Preliminary data analysis has shown similar N400 patterns between ASD and TD groups, suggesting visuo-semantic processing may be intact for individuals with ASD. Current analysis is also exploring the possible presence of a LAN, which is not yet observable due to the sample size, and the effect of panel position on N400 amplitude.

References

Coderre, E. L., Cohn, N., Slipher, S. K., Chernenok, M., Ledoux, K., & Gordon, B. (2018). Visual and linguistic narrative comprehension in autism spectrum disorders: Neural evidence for modality-independent impairments.
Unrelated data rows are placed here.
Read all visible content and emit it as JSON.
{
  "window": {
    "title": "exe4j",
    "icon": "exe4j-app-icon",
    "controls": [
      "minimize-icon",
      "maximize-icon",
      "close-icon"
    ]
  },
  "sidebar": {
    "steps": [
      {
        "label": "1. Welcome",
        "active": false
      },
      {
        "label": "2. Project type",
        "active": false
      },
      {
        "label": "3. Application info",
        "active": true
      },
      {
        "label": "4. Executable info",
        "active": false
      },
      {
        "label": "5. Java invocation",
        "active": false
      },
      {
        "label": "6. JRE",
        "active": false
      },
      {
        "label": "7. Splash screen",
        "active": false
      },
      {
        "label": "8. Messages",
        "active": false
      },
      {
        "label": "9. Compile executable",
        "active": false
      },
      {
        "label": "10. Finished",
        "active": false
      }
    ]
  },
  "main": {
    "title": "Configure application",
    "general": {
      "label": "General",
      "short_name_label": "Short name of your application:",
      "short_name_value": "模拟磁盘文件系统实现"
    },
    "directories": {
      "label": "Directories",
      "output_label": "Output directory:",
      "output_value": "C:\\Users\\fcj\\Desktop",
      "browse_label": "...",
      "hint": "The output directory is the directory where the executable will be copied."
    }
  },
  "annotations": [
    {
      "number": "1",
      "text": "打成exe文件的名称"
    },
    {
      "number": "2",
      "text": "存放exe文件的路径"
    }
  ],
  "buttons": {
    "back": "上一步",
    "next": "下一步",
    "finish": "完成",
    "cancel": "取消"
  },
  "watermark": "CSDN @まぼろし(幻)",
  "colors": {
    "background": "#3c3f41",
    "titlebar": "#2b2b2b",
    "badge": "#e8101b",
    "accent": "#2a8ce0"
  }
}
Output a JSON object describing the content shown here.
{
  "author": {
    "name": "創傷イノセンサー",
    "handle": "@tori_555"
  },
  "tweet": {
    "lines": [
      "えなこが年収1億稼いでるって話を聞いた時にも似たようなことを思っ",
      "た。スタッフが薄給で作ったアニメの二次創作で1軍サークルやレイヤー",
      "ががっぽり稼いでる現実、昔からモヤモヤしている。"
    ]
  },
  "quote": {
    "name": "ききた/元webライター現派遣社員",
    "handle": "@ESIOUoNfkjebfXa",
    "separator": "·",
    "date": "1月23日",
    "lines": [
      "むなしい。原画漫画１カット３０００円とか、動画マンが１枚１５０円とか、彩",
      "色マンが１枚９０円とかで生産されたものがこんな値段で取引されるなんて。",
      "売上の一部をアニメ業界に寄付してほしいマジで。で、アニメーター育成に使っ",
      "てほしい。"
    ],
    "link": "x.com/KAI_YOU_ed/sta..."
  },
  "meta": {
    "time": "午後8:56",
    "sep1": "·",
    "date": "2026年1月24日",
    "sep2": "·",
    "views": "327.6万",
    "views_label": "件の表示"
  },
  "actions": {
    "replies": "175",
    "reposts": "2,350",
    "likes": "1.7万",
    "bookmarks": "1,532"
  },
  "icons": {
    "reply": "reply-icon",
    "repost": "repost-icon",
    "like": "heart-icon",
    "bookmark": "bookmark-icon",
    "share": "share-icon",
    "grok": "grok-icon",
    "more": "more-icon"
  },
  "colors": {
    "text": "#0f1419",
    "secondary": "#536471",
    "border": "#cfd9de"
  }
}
Brain Lang, 186, 44-59. doi:10.1016/j.bandl.2018.09.001

Cohn, N., Paczynski, M., Jackendoff, R., Holcomb, P. J., & Kuperberg, G. R. (2012). (Pea)nuts and bolts of visual narrative: Structure and meaning in sequential image comprehension. Cognitive Psychology, 65(1), 1-38. doi:10.1016/j.cogpsych.2012.01.003